How to make your Female NPCs more realistic in Dungeons and Dragons!
I was unaware that this was really an issue in D&D, however it has been brought to my attention that as D&D is still primarily popular with men that sometimes it can be difficult to create authentic female characters. Without realizing, I created several female NPCs who had large parts to play in my campaign and analysing them now, I can now see there are definitely some key components to making your female characters as awesome as the others!
1) Give them motives.
For my campaign, the villain was a female mage called Elphaba. (Yes, from the Musical Wicked – good, right?!) Though she wasn’t really ‘evil’. Her daughter, Ezri, (Star Trek reference there) was in a comatose state, and Elphaba was determined to do all she could to revive her. This meant ‘borrowing’ some children from the nearby village and setting them up for a blood ritual… though she never killed them and was never actually planning to. Evil actions work best against matters of the heart. Look at Anakin from Star Wars. It’s always done to the fact they think they know best, and they’ll do anything to save the ones they love.

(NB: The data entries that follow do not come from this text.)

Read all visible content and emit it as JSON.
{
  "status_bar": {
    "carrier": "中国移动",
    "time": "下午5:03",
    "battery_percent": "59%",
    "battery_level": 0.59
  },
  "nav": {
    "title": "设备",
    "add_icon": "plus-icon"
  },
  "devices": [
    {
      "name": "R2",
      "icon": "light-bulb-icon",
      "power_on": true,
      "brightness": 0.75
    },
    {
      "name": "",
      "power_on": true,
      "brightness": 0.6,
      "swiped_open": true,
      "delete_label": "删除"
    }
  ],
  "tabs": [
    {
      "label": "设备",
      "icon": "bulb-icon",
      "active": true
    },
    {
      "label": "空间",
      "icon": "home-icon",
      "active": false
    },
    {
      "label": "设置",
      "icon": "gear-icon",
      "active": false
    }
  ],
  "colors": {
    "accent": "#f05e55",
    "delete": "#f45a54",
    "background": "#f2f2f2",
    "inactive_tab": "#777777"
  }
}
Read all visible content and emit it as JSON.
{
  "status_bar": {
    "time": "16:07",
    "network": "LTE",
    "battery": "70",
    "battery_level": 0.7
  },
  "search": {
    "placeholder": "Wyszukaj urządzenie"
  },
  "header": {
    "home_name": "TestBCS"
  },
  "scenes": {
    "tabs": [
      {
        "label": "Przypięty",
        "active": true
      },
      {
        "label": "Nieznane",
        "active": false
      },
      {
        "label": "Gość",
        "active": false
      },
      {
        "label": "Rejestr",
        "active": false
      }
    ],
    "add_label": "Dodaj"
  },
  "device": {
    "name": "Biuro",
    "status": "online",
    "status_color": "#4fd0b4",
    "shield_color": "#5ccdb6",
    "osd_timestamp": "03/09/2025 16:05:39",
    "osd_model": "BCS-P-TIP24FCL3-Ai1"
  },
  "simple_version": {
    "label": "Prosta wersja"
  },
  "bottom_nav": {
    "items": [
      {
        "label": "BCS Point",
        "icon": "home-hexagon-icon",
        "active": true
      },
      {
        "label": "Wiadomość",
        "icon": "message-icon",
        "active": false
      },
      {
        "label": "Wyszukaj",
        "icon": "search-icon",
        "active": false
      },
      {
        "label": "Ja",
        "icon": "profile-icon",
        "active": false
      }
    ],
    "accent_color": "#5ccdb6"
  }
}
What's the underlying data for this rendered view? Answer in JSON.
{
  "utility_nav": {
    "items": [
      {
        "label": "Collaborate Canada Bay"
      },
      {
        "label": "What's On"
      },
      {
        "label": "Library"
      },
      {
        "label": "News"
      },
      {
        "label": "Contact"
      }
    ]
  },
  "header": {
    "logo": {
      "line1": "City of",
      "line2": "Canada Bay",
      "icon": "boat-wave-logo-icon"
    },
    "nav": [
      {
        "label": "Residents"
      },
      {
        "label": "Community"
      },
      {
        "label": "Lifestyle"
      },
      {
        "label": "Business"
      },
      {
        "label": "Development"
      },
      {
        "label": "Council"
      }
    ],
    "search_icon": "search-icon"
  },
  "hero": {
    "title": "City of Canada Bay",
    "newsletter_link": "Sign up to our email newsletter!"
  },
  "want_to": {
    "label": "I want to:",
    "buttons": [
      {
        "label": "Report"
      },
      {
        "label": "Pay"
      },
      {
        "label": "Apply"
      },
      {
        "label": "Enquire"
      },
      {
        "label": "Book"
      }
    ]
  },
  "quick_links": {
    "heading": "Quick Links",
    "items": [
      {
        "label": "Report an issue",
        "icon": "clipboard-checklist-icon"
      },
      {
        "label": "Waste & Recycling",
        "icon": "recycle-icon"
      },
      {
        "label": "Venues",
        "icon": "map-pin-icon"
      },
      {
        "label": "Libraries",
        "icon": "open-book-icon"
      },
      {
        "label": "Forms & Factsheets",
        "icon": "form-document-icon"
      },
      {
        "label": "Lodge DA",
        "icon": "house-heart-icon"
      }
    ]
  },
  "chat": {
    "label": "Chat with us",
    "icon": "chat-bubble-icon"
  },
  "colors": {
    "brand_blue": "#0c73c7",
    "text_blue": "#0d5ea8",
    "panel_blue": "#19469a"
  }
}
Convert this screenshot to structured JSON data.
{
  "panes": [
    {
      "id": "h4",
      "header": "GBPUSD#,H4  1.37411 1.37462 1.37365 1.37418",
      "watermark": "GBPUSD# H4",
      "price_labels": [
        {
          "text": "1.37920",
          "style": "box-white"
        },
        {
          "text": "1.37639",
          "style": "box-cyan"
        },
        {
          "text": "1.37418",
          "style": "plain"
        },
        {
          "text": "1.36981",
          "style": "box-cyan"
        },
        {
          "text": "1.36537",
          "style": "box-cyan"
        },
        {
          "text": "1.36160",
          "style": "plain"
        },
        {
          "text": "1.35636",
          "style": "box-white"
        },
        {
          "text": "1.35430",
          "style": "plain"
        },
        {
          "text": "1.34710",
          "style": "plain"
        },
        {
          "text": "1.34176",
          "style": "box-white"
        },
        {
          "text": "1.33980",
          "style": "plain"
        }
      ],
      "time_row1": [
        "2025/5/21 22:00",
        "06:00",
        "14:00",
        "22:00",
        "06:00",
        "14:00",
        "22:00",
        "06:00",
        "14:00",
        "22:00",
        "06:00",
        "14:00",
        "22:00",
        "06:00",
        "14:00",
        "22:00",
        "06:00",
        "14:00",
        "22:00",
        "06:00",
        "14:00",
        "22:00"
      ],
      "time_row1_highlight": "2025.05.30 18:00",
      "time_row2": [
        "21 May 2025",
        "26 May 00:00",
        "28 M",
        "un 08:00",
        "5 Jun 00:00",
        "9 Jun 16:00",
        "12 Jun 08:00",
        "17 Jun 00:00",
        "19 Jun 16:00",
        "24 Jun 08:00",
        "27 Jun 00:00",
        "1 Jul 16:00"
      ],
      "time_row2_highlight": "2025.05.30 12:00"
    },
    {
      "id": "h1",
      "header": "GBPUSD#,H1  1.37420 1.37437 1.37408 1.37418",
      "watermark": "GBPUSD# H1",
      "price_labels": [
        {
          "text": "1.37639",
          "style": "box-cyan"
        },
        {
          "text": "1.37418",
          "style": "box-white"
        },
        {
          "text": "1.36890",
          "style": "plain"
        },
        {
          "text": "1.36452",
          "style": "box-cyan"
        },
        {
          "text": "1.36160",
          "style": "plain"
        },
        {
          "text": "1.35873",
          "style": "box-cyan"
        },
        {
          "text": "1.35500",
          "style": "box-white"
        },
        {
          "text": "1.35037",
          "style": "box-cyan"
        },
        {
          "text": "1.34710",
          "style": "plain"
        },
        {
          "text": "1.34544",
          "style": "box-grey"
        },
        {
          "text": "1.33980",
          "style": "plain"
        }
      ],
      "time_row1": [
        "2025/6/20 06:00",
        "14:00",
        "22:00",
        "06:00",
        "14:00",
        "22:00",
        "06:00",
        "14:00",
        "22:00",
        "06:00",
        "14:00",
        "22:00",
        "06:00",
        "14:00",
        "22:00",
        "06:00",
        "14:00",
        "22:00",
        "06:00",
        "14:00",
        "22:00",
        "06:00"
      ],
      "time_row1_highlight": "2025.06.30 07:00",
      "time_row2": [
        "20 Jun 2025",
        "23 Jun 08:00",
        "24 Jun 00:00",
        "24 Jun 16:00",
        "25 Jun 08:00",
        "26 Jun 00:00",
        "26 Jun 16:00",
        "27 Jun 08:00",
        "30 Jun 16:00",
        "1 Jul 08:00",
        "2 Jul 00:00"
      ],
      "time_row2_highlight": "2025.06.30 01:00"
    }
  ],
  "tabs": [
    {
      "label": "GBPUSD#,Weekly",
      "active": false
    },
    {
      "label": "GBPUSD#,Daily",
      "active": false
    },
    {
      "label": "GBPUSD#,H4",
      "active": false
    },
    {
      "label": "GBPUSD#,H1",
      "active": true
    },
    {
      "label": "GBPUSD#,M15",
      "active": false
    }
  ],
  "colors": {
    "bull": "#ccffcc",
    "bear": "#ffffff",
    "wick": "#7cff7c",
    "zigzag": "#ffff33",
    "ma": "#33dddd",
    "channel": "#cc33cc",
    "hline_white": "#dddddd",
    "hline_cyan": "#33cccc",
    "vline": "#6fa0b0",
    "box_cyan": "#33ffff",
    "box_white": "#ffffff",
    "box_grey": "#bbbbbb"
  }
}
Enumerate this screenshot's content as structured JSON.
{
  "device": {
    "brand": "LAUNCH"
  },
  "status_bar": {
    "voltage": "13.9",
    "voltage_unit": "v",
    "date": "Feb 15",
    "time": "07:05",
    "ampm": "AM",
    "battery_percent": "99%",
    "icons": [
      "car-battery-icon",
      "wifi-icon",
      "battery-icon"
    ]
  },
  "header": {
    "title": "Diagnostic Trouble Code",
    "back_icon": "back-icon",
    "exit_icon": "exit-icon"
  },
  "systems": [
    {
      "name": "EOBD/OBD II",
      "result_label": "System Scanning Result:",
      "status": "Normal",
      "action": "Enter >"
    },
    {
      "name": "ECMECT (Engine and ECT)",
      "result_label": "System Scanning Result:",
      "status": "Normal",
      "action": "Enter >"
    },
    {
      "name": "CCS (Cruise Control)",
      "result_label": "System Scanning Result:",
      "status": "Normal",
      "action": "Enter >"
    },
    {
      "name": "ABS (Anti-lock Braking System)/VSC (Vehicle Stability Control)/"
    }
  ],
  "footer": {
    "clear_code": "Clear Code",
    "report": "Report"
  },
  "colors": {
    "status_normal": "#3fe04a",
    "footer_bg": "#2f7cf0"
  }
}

If you’re stuck for ideas in terms of interesting female characters, take some fictional ones from films/ games, mod them and change their names! Ripley from Alien could be a gunslinger, or fighter. She could even appear mysteriously when your players encounter a dangerous new species, and boy, does she have some stories for them! Lara Croft, could be a ranger or hunter, and perhaps they encounter her searching for some lost relic in a dungeon. Hermione from Harry Potter, Lulu from Final Fantasy, Bayonetta – kick-ass female characters are all around, take your pick!
Fleshing out the family for your characters is great because it opens up possibilities to create new drama and tension! Elphaba in my campaign was driven to her actions through wanting to save her daughter. In the next village, a Warlock I named Ororo, (X-Men reference) refused to help my players unless they helped her find her little sister. Although I used their families in this way you can really play around with it. Perhaps one NPC wants to kill off her father or mother, or even wants to get married without their approval. It all goes towards keeping the plot moving and making things interesting!
It can be easy to make the majority of your characters straight because that can often be the default. However, I’m going to rip a page out of Bioware’s book here and briefly talk about Dragon Age Inquisition. Many gamers were annoyed that in this game who you could romance was dependent on your race and gender. The companions had their own preferences and this is how it should be for your female NPCs too. Remember what LQBT stands for and mix it up a bit! Note that they can even be Asexual!
At the end of the day, personality is everything. You don’t need to spend forever on your female NPCs to make them three dimensional, but it’s helpful to maybe write three things under each character that makes them intriguing or strange. For example, Emily: only child, compulsive liar, addicted to sweet foods. Or, Cathryn: seven brothers and sisters, has claustrophobia, transgender. All the things fall together to create well developed NPCs.
So there you have it, five tips to remember for your writing days! Remember they don’t just have to be hags, witches and wives, get creative! And if you have any questions you can tweet me at @freeplayfrenchi !
Cover image by: https://www.artstation.com/artist/idalino